Has Australia's investment in the Green Climate Fund been successful?
Free Public Lecture
Australian-German Climate and Energy College
187 Grattan St
The Green Climate Fund is a critical part of the international community’s efforts to tackle climate change as the largest international climate fund helping developing counties respond to climate change. Established in 2010, it has US$10.3bn and approved 53 climate change projects in 73 countries worth US$2.64 billion in GCF resources. Priorities for this year include speeding up implementation and enhancing accessibility. Australia has committed $200m to the GCF which represents its single largest international climate change investment and played an important role in the development of the GCF.
The GCF will have its 19th Board meeting from 27 February – 1 March 2018. An important priority at this meeting is the adoption of its environmental and social safeguards that aim to ensure that the GCF does not support activities that harm the environment or vulnerable people, such as women or indigenous people and perhaps more importantly that no one is left behind. The safeguards provide an important international precedent as they aim to be world’s best practice and will be the most recent international safeguard adopted. The safeguards also highlight some of the challenges that face the Fund.

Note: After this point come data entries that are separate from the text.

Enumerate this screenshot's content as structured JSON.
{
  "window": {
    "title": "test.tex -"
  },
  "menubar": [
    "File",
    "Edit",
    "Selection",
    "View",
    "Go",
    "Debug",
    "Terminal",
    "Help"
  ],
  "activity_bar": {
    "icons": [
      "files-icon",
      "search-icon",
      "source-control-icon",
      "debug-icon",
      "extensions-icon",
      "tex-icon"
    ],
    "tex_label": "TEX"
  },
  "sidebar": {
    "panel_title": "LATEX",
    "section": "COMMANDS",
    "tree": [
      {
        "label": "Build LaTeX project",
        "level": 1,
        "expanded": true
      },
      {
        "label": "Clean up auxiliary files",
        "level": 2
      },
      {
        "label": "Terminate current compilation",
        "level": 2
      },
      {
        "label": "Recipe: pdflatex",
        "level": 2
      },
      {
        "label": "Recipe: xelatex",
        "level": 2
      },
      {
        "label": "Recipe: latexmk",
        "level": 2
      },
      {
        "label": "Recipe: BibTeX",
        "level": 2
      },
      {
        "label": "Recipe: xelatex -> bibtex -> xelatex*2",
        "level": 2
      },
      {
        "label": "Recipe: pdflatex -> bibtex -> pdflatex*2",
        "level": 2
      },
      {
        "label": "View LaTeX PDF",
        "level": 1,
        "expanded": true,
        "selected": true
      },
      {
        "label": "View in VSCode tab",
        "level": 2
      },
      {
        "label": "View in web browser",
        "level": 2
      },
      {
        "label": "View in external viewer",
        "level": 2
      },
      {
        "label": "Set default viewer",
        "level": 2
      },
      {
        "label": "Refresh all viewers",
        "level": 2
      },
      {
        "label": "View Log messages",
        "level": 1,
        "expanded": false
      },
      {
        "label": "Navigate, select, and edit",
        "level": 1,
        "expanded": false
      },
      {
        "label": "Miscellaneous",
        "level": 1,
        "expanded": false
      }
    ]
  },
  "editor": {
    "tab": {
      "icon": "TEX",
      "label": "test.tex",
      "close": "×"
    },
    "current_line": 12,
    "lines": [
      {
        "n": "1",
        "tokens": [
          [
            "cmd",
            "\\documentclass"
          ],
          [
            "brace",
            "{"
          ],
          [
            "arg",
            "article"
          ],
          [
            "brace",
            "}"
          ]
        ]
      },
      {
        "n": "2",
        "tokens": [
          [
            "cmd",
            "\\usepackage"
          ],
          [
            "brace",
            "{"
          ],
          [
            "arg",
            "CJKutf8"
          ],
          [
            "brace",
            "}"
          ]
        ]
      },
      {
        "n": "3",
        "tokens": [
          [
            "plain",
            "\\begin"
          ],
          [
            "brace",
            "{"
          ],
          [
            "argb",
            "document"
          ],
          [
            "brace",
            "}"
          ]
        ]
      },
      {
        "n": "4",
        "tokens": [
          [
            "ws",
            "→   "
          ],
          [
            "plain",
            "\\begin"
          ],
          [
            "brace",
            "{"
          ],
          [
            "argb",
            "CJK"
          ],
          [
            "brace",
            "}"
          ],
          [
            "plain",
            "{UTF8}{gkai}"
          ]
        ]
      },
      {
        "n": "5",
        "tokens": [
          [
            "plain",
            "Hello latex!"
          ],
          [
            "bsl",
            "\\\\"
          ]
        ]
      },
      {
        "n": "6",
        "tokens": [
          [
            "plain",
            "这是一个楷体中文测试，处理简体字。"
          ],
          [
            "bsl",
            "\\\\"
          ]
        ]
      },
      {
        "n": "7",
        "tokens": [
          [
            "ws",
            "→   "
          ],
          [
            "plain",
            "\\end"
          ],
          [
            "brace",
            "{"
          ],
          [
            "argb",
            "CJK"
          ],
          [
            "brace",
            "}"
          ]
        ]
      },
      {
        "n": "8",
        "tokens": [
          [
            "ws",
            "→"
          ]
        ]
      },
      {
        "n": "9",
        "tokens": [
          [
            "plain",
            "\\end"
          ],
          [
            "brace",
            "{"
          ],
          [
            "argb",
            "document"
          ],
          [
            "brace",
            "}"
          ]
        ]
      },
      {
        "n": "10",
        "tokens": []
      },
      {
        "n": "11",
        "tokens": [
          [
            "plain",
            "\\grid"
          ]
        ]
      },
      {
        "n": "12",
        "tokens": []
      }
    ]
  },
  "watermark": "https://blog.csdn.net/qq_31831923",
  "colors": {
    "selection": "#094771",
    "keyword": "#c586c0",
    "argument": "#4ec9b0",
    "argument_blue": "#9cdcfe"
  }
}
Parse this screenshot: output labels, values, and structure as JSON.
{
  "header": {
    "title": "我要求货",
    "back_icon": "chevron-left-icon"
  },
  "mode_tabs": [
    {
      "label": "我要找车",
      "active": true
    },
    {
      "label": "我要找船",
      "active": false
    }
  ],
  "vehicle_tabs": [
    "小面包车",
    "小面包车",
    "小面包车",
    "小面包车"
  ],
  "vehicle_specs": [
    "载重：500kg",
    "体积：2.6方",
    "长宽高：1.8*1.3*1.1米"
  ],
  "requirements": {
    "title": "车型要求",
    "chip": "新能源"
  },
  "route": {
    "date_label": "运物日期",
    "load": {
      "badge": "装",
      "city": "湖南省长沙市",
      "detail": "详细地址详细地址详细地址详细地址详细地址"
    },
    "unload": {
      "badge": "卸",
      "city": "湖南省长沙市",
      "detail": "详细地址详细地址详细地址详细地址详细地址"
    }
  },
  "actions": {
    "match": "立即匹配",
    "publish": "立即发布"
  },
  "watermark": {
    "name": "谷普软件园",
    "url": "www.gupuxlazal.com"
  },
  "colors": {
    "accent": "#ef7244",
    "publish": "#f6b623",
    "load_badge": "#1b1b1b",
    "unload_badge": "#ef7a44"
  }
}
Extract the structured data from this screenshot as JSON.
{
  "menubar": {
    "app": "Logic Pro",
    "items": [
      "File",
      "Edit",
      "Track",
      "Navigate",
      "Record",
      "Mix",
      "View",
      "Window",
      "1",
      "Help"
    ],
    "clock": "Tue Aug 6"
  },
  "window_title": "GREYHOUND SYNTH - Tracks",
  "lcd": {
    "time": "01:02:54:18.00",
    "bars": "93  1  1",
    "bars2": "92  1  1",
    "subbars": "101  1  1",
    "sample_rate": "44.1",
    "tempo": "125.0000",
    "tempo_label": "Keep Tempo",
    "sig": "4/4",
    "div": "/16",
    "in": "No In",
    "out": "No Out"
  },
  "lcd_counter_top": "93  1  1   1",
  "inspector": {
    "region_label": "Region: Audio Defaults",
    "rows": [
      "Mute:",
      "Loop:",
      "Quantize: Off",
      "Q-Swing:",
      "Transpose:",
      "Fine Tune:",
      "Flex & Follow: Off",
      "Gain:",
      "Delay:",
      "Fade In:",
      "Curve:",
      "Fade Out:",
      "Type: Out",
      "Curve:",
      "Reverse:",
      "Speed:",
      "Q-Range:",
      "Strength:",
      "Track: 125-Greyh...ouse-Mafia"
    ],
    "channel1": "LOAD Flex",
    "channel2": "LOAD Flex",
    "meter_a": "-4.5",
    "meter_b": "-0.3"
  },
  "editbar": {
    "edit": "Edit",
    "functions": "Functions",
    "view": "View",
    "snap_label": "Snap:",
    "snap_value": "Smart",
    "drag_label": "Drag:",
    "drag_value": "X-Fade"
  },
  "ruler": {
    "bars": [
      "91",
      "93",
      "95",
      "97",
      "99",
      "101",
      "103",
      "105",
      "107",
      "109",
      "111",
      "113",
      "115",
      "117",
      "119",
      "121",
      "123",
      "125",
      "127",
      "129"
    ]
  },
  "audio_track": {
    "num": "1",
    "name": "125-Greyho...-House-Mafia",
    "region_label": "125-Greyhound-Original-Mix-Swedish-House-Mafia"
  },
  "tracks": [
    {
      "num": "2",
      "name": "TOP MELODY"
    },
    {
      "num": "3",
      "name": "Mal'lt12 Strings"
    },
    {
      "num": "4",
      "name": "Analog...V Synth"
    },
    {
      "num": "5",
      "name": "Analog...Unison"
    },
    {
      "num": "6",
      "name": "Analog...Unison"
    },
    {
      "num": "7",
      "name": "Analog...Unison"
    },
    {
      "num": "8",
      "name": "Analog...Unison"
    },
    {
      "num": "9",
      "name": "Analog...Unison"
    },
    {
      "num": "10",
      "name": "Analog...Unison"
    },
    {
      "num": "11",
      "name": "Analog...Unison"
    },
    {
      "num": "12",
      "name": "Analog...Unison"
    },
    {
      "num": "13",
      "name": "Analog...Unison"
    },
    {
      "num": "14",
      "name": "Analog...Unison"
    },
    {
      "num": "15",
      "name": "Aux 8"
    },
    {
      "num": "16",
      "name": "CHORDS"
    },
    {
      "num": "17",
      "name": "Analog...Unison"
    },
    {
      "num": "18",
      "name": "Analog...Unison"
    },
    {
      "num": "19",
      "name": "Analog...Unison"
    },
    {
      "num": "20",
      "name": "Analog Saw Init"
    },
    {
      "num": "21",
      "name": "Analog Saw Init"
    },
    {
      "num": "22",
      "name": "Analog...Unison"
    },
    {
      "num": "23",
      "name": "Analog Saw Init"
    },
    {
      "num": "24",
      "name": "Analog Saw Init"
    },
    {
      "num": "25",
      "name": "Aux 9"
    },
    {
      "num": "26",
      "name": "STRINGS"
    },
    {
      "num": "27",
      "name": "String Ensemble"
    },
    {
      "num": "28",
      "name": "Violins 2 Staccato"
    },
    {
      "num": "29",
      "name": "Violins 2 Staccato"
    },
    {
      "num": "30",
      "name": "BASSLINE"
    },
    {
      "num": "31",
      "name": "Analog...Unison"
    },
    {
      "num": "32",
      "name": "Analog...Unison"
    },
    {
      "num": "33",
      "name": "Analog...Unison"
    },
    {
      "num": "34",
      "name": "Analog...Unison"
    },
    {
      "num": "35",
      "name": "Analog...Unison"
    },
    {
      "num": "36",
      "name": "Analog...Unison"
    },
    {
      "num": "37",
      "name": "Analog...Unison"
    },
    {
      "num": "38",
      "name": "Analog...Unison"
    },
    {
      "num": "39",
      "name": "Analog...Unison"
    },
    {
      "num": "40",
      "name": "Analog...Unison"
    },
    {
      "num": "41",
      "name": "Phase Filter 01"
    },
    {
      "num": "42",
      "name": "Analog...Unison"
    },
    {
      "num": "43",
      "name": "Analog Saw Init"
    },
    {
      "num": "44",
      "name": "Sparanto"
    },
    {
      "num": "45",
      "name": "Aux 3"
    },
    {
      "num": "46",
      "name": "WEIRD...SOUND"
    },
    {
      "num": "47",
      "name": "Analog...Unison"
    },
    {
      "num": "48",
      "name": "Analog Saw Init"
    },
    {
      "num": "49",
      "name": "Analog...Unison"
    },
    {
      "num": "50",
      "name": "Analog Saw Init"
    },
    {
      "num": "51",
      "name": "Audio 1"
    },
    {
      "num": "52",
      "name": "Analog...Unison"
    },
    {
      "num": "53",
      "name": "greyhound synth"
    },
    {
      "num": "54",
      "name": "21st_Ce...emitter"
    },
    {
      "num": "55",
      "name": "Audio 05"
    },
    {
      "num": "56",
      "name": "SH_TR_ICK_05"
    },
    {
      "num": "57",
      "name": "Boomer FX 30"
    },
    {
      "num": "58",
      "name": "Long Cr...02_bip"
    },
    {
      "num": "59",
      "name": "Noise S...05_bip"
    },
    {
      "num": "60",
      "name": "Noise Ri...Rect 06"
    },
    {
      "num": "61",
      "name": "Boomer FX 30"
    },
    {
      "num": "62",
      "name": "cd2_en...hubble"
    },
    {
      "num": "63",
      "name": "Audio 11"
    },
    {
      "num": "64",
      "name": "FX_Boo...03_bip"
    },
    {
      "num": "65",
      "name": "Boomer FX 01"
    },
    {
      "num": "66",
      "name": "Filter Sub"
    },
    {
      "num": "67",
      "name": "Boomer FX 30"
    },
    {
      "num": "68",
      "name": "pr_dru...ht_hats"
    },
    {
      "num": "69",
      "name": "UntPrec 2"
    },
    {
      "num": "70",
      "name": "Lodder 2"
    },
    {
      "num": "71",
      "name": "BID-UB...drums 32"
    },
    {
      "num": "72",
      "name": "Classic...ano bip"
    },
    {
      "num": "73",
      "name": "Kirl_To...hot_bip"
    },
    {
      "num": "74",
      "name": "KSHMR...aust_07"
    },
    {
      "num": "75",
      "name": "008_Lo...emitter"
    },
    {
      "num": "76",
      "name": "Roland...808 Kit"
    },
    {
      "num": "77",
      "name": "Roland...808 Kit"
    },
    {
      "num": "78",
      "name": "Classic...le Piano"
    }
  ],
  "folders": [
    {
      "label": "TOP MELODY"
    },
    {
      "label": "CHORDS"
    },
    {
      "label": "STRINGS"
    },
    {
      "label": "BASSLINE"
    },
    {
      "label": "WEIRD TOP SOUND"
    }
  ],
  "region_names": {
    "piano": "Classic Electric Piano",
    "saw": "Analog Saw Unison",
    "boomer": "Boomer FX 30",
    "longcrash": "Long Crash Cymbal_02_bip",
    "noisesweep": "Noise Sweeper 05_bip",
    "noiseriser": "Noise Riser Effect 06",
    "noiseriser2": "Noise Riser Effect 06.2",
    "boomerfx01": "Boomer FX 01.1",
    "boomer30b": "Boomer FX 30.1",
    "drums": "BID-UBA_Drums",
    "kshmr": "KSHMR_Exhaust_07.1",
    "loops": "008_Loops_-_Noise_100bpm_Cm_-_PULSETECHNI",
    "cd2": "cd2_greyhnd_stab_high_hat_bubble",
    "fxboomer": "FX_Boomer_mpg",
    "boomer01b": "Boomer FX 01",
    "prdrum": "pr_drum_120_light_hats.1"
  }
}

Sam Johnston has been engaged by the Secretariat of the GCF to assist with the development of these safeguards and will participate in the Board meeting.
His talk will discuss the development of the GCF, highlight some of its key challenges, analyse the GCF safeguards, next steps and the prospects of them achieving their aims.
Mr Sam Johnston, Senior Fellow, Faculty of Law
Mr Sam Johnston
Senior Fellow, Faculty of Law
University of Melbourne
Sam Johnston is Senior Fellow, Faculty of Law, University of Melbourne. He is also a consultant to the Green Climate Fund, Member of the Environmental and Social Safeguards (ESS) Experts Roster for the Green Climate Fund and Member of the Advisory Board of the Centre for Resources, Energy and Environmental Law, University of Melbourne. He has worked with various UN agencies for over 25 years and is a qualified solicitor in Victoria.